As part of a good risk management plan for any physical activity, instructors should purchase professional indemnity insurance that specifically covers fitness movement and includes coverage for virtual classes, both for those who come from a gym and for a private residence.
Any professional indemnity insurance should be supplemented with an umbrella insurance policy that applies to situations where the amount of the basic insurance policy has been exceeded. Most EU directives provide additional protection on the rare occasion that the primary policy limits are exceeded.
If you currently have insurance that does not specifically cover virtual classes, discuss changing your coverage with your provider. When securing insurance, make sure the insurance agent fully understands your needs, the fitness industry, and the laws in force in different countries, and can provide evidence in the secured policies of how your specific professional and personal activities are covered. This is an emerging area of law as virtual classes can be offered anywhere and many insurance policies have not yet been adapted to this reality.
Disclaimer of liability
Virtual classes can be provided asynchronously (ie video on demand) or synchronously (ie “live streaming”).
If asynchronous, the session should begin with an on-screen health and liability disclaimer. An example disclaimer can contain the following languages:
Any fitness activity can present a potential health risk. To avoid and avoid injury, a doctor should be consulted before starting any exercise program. Make sure the area you are exercising in is suitable for physical exertion. If you use [name of instructor’s] Videos and / or take part in virtual classes, perform exercises at your own risk. [Name of instructor] is not responsible or liable for any injury or damage you suffer as a result of your participation. If you experience nausea, shortness of breath, drowsiness, irregular heartbeat, or any other health problem, stop exercising immediately and seek medical advice.
When a class is delivered synchronously, similar messages regarding health and liability should be sent to all participants. In an optimal situation, a virtual fitness class is conducted in such a way that each participating participant can sign a disclaimer or agree to the terms and conditions before proceeding to the class. This disclaimer should contain a language similar to that specified above.
If it is not possible to provide a disclaimer for each participant to sign or acknowledge receipt prior to joining a class, it is important to provide an oral disclaimer at the beginning of the session.
Instructors should always begin each session with clearly expressed comments for all participants to remind themselves of:
- The importance for participants to get medical approval before starting any exercise program
- The level of class experience offered in this session

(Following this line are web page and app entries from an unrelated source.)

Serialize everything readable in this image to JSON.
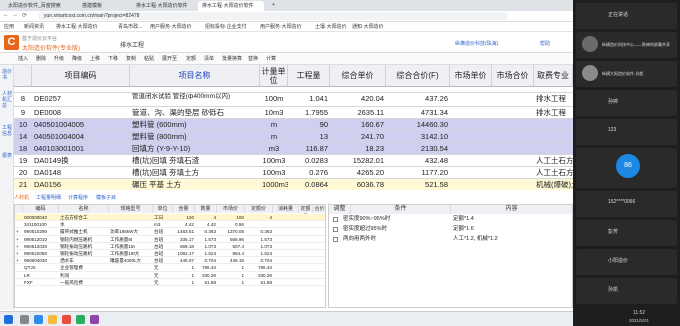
{
  "browser": {
    "tabs": [
      {
        "label": "太阳造价软件_百度搜索"
      },
      {
        "label": "搭建模板"
      },
      {
        "label": "排水工程·大阳造价软件"
      },
      {
        "label": "排水工程·大阳造价软件"
      }
    ],
    "url": "yun.smartcost.com.cn/main?project=82478",
    "bookmarks": [
      "应用",
      "新闻资讯",
      "排水工程·大阳造价",
      "青岛市政...",
      "用户服务·大阳造价",
      "招标投标·企业支付",
      "用户服务·大阳造价",
      "土壤·大阳造价",
      "通知·大阳造价"
    ]
  },
  "app": {
    "logo_letter": "C",
    "product": "太阳造价软件(专业版)",
    "project_title": "排水工程",
    "tagline": "基于造价云平台",
    "user": "纵横造价科技(珠海)",
    "help": "帮助",
    "toolbar": [
      "插入",
      "删除",
      "升级",
      "降级",
      "上移",
      "下移",
      "复制",
      "粘贴",
      "展开至",
      "定额",
      "清单",
      "批量换算",
      "替换",
      "计算"
    ],
    "left_nav": [
      "造价书",
      "人材机汇总",
      "工程信息",
      "报表"
    ]
  },
  "grid": {
    "headers": [
      "",
      "项目编码",
      "项目名称",
      "计量单位",
      "工程量",
      "综合单价",
      "综合合价(F)",
      "市场单价",
      "市场合价",
      "取费专业"
    ],
    "rows": [
      {
        "no": "",
        "code": "",
        "name": "",
        "unit": "",
        "qty": "",
        "price": "",
        "total": "",
        "mprice": "",
        "mtotal": "",
        "spec": "",
        "style": ""
      },
      {
        "no": "8",
        "code": "DE0257",
        "name": "管道闭水试验 管径(ф400mm以内)",
        "unit": "100m",
        "qty": "1.041",
        "price": "420.04",
        "total": "437.26",
        "mprice": "",
        "mtotal": "",
        "spec": "排水工程",
        "style": ""
      },
      {
        "no": "9",
        "code": "DE0008",
        "name": "管道、沟、渠的垫层 砂砾石",
        "unit": "10m3",
        "qty": "1.7955",
        "price": "2635.11",
        "total": "4731.34",
        "mprice": "",
        "mtotal": "",
        "spec": "排水工程",
        "style": ""
      },
      {
        "no": "10",
        "code": "040501004005",
        "name": "塑料管 (600mm)",
        "unit": "m",
        "qty": "90",
        "price": "160.67",
        "total": "14460.30",
        "mprice": "",
        "mtotal": "",
        "spec": "",
        "style": "hl"
      },
      {
        "no": "14",
        "code": "040501004004",
        "name": "塑料管 (800mm)",
        "unit": "m",
        "qty": "13",
        "price": "241.70",
        "total": "3142.10",
        "mprice": "",
        "mtotal": "",
        "spec": "",
        "style": "hl"
      },
      {
        "no": "18",
        "code": "040103001001",
        "name": "回填方 (Y-9-Y-10)",
        "unit": "m3",
        "qty": "116.87",
        "price": "18.23",
        "total": "2130.54",
        "mprice": "",
        "mtotal": "",
        "spec": "",
        "style": "hl"
      },
      {
        "no": "19",
        "code": "DA0149换",
        "name": "槽(坑)回填 夯填石渣",
        "unit": "100m3",
        "qty": "0.0283",
        "price": "15282.01",
        "total": "432.48",
        "mprice": "",
        "mtotal": "",
        "spec": "人工土石方",
        "style": ""
      },
      {
        "no": "20",
        "code": "DA0148",
        "name": "槽(坑)回填 夯填土方",
        "unit": "100m3",
        "qty": "0.276",
        "price": "4265.20",
        "total": "1177.20",
        "mprice": "",
        "mtotal": "",
        "spec": "人工土石方",
        "style": ""
      },
      {
        "no": "21",
        "code": "DA0156",
        "name": "碾压 平基 土方",
        "unit": "1000m3",
        "qty": "0.0864",
        "price": "6036.78",
        "total": "521.58",
        "mprice": "",
        "mtotal": "",
        "spec": "机械(爆破)土",
        "style": "sel"
      }
    ]
  },
  "lower_tabs": [
    "人材机",
    "工程量明细",
    "计算程序",
    "模板子目"
  ],
  "sub_grid": {
    "headers": [
      "",
      "编码",
      "名称",
      "规格型号",
      "单位",
      "含量",
      "数量",
      "市场价",
      "定额价",
      "消耗量",
      "定额量",
      "合价"
    ],
    "rows": [
      [
        "",
        "000000040",
        "土石方综合工",
        "",
        "工日",
        "120",
        "4",
        "100",
        "4",
        ""
      ],
      [
        "",
        "341100100",
        "水",
        "",
        "m3",
        "4.42",
        "4.42",
        "0.56",
        "",
        ""
      ],
      [
        "+",
        "990510290",
        "履带式推土机",
        "功率165kW大",
        "台班",
        "1483.61",
        "0.363",
        "1370.05",
        "0.363",
        ""
      ],
      [
        "+",
        "990512010",
        "钢轮内燃压路机",
        "工作质量8t",
        "台班",
        "335.17",
        "1.573",
        "566.96",
        "1.573",
        ""
      ],
      [
        "+",
        "990512030",
        "钢轮振动压路机",
        "工作质量15t",
        "台班",
        "669.18",
        "1.073",
        "607.4",
        "1.073",
        ""
      ],
      [
        "+",
        "990522090",
        "钢轮振动压路机",
        "工作质量18t大",
        "台班",
        "1082.17",
        "1.623",
        "964.4",
        "1.623",
        ""
      ],
      [
        "+",
        "990604030",
        "洒水车",
        "罐容量4000L大",
        "台班",
        "449.07",
        "0.704",
        "449.19",
        "0.704",
        ""
      ],
      [
        "",
        "QTJX",
        "企业管理费",
        "",
        "元",
        "1",
        "795.43",
        "1",
        "795.43",
        ""
      ],
      [
        "",
        "LR",
        "利润",
        "",
        "元",
        "1",
        "330.28",
        "1",
        "330.28",
        ""
      ],
      [
        "",
        "FXF",
        "一般风险费",
        "",
        "元",
        "1",
        "51.88",
        "1",
        "51.88",
        ""
      ]
    ]
  },
  "adjust": {
    "headers": [
      "调整",
      "条件",
      "内容"
    ],
    "rows": [
      {
        "cond": "密实度90%~95%时",
        "content": "定额*1.4"
      },
      {
        "cond": "密实度超过95%时",
        "content": "定额*1.6"
      },
      {
        "cond": "两向用两外时",
        "content": "人工*1.2, 机械*1.2"
      }
    ]
  },
  "meeting": {
    "participants": [
      {
        "name": "正在讲话"
      },
      {
        "name": "纵横造价科技中心——陈婷的屏幕共享"
      },
      {
        "name": "纵横大阳造价软件-孙超"
      },
      {
        "name": "孙婷"
      },
      {
        "name": "123"
      },
      {
        "name": "86"
      },
      {
        "name": "152****0066"
      },
      {
        "name": "彭芳"
      },
      {
        "name": "小阳造价"
      },
      {
        "name": "孙凯"
      }
    ],
    "badge_86": "86"
  },
  "taskbar": {
    "time": "11:52",
    "date": "2021/5/21"
  }
}
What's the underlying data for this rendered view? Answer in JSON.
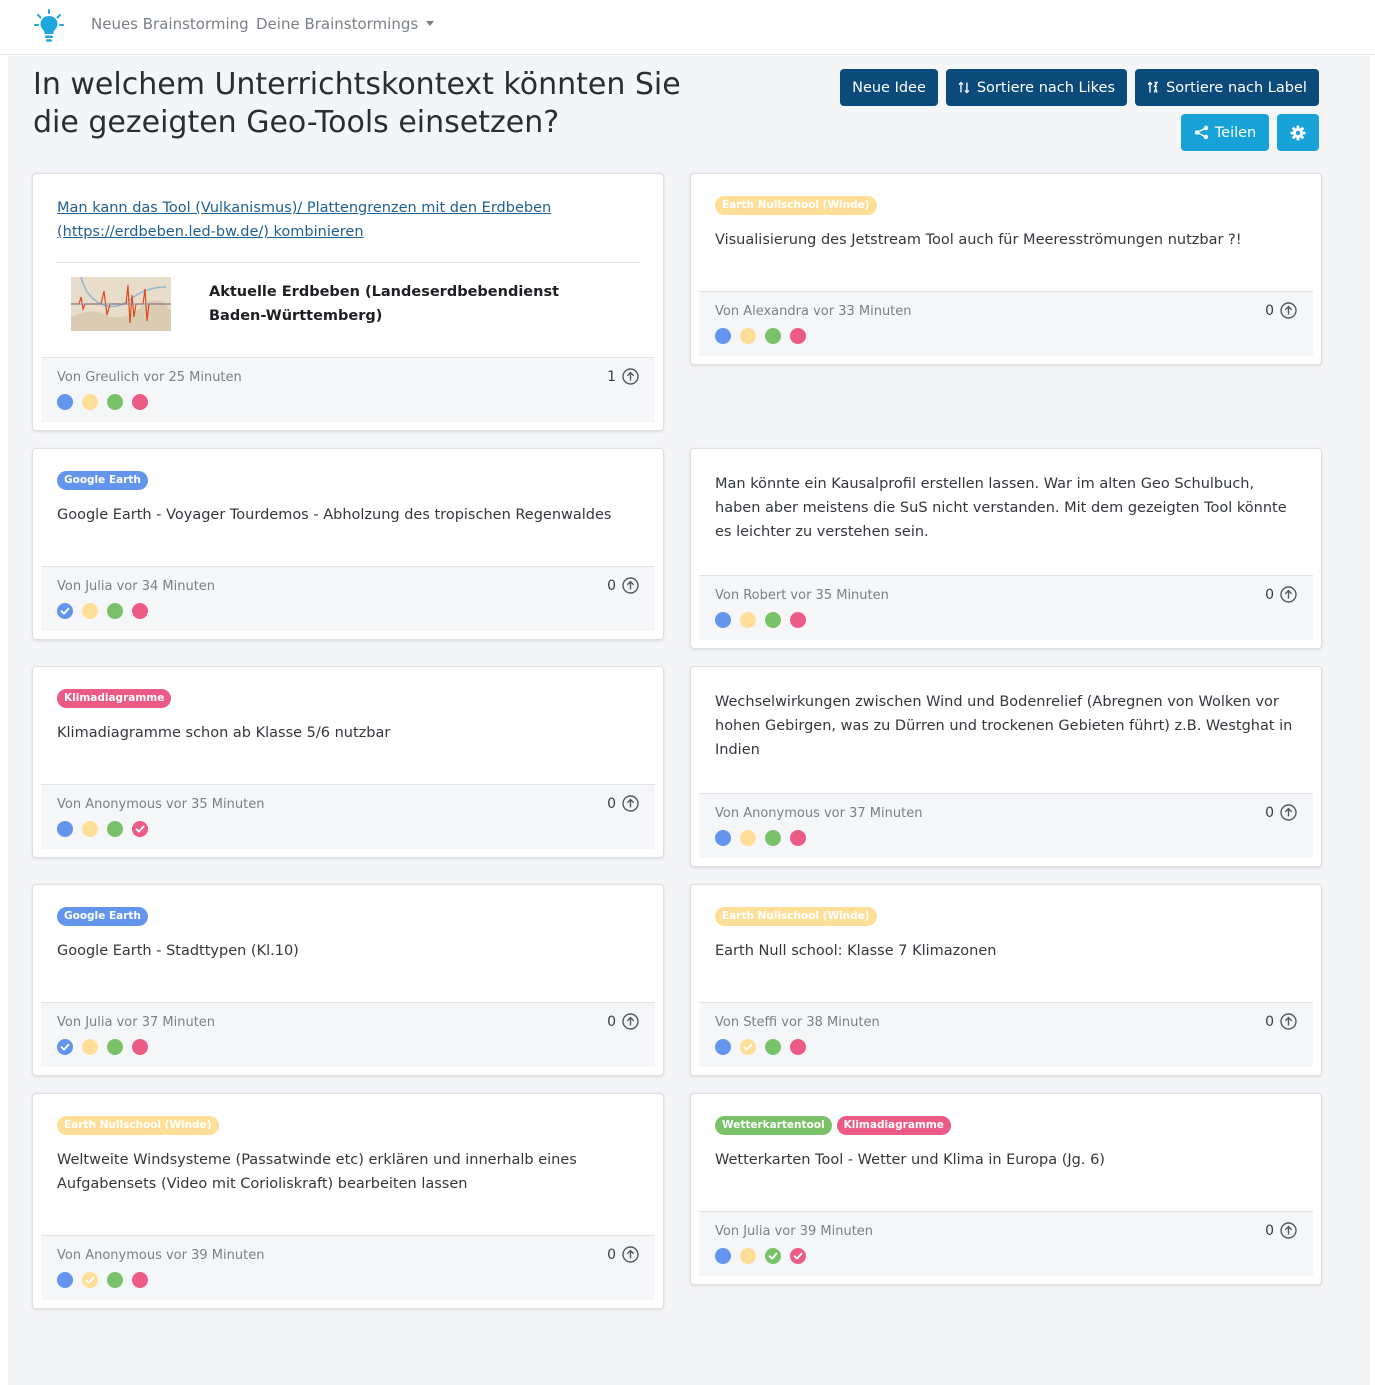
{
  "nav": {
    "new_brainstorming": "Neues Brainstorming",
    "my_brainstormings": "Deine Brainstormings"
  },
  "header": {
    "title": "In welchem Unterrichtskontext könnten Sie die gezeigten Geo-Tools einsetzen?",
    "new_idea": "Neue Idee",
    "sort_likes": "Sortiere nach Likes",
    "sort_label": "Sortiere nach Label",
    "share": "Teilen"
  },
  "colors": {
    "blue": "#6495ed",
    "yellow": "#ffdf97",
    "green": "#7ac26a",
    "pink": "#ec5a86",
    "tag_google_earth": "#6495ed",
    "tag_earth_nullschool": "#ffdf97",
    "tag_klimadiagramme": "#ec5a86",
    "tag_wetterkartentool": "#7ac26a",
    "button_dark": "#0b4a79",
    "button_cyan": "#17a2d8"
  },
  "cards": [
    {
      "tags": [],
      "text": "Man kann das Tool (Vulkanismus)/ Plattengrenzen mit den Erdbeben (https://erdbeben.led-bw.de/) kombinieren",
      "preview_title": "Aktuelle Erdbeben (Landeserdbebendienst Baden-Württemberg)",
      "author": "Von Greulich vor 25 Minuten",
      "likes": "1",
      "checked": [
        false,
        false,
        false,
        false
      ]
    },
    {
      "tags": [
        "Earth Nullschool (Winde)"
      ],
      "text": "Visualisierung des Jetstream Tool auch für Meeresströmungen nutzbar ?!",
      "author": "Von Alexandra vor 33 Minuten",
      "likes": "0",
      "checked": [
        false,
        false,
        false,
        false
      ]
    },
    {
      "tags": [
        "Google Earth"
      ],
      "text": "Google Earth - Voyager Tourdemos - Abholzung des tropischen Regenwaldes",
      "author": "Von Julia vor 34 Minuten",
      "likes": "0",
      "checked": [
        true,
        false,
        false,
        false
      ]
    },
    {
      "tags": [],
      "text": "Man könnte ein Kausalprofil erstellen lassen. War im alten Geo Schulbuch, haben aber meistens die SuS nicht verstanden. Mit dem gezeigten Tool könnte es leichter zu verstehen sein.",
      "author": "Von Robert vor 35 Minuten",
      "likes": "0",
      "checked": [
        false,
        false,
        false,
        false
      ]
    },
    {
      "tags": [
        "Klimadiagramme"
      ],
      "text": "Klimadiagramme schon ab Klasse 5/6 nutzbar",
      "author": "Von Anonymous vor 35 Minuten",
      "likes": "0",
      "checked": [
        false,
        false,
        false,
        true
      ]
    },
    {
      "tags": [],
      "text": "Wechselwirkungen zwischen Wind und Bodenrelief (Abregnen von Wolken vor hohen Gebirgen, was zu Dürren und trockenen Gebieten führt) z.B. Westghat in Indien",
      "author": "Von Anonymous vor 37 Minuten",
      "likes": "0",
      "checked": [
        false,
        false,
        false,
        false
      ]
    },
    {
      "tags": [
        "Google Earth"
      ],
      "text": "Google Earth - Stadttypen (Kl.10)",
      "author": "Von Julia vor 37 Minuten",
      "likes": "0",
      "checked": [
        true,
        false,
        false,
        false
      ]
    },
    {
      "tags": [
        "Earth Nullschool (Winde)"
      ],
      "text": "Earth Null school: Klasse 7 Klimazonen",
      "author": "Von Steffi vor 38 Minuten",
      "likes": "0",
      "checked": [
        false,
        true,
        false,
        false
      ]
    },
    {
      "tags": [
        "Earth Nullschool (Winde)"
      ],
      "text": "Weltweite Windsysteme (Passatwinde etc) erklären und innerhalb eines Aufgabensets (Video mit Corioliskraft) bearbeiten lassen",
      "author": "Von Anonymous vor 39 Minuten",
      "likes": "0",
      "checked": [
        false,
        true,
        false,
        false
      ]
    },
    {
      "tags": [
        "Wetterkartentool",
        "Klimadiagramme"
      ],
      "text": "Wetterkarten Tool - Wetter und Klima in Europa (Jg. 6)",
      "author": "Von Julia vor 39 Minuten",
      "likes": "0",
      "checked": [
        false,
        false,
        true,
        true
      ]
    }
  ]
}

- Physical space, equipment, and shoes / clothing required to attend class safely, and a reminder of proper hydration
- Safety and wellbeing are the most important elements of the class
These memories should not be “glossed over” as a mere formality or worked through quickly. They should be highlighted as important and the instructor should consider creating a script to read at the beginning of each class. In addition to this information at the beginning of a course, the instructor should regularly remind participants during the session of the importance of maintaining health and safety while attending. This is especially important for meetings that are longer than 20 minutes and / or arrive late when the initial verbal disclaimer is overlooked. Participants are the ones who take the risk of attending, but the instructor must consistently remind them of best practices to ensure health and safety while attending. While it is certainly important for the instructor to disseminate information and provide inspiration, they must also remind participants that it is their responsibility to know their own physical limits.
Group fitness has evolved to take into account the increased use of technology for distance learning. While technology can change attitudes, it remains important to understand and adhere to the correct risk management practices to reduce student injury and limit instructor liability. Effective instructors know and adhere to their specific areas of expertise and work diligently to create a safe environment in which participants can maximize their health benefits while minimizing instructor̵
ACE provides this information for educational purposes, to provide you with general information and understanding, and not to provide specific legal advice. This should not be used as a substitute for legal advice. We recommend that you consult a professional legal advisor in your location.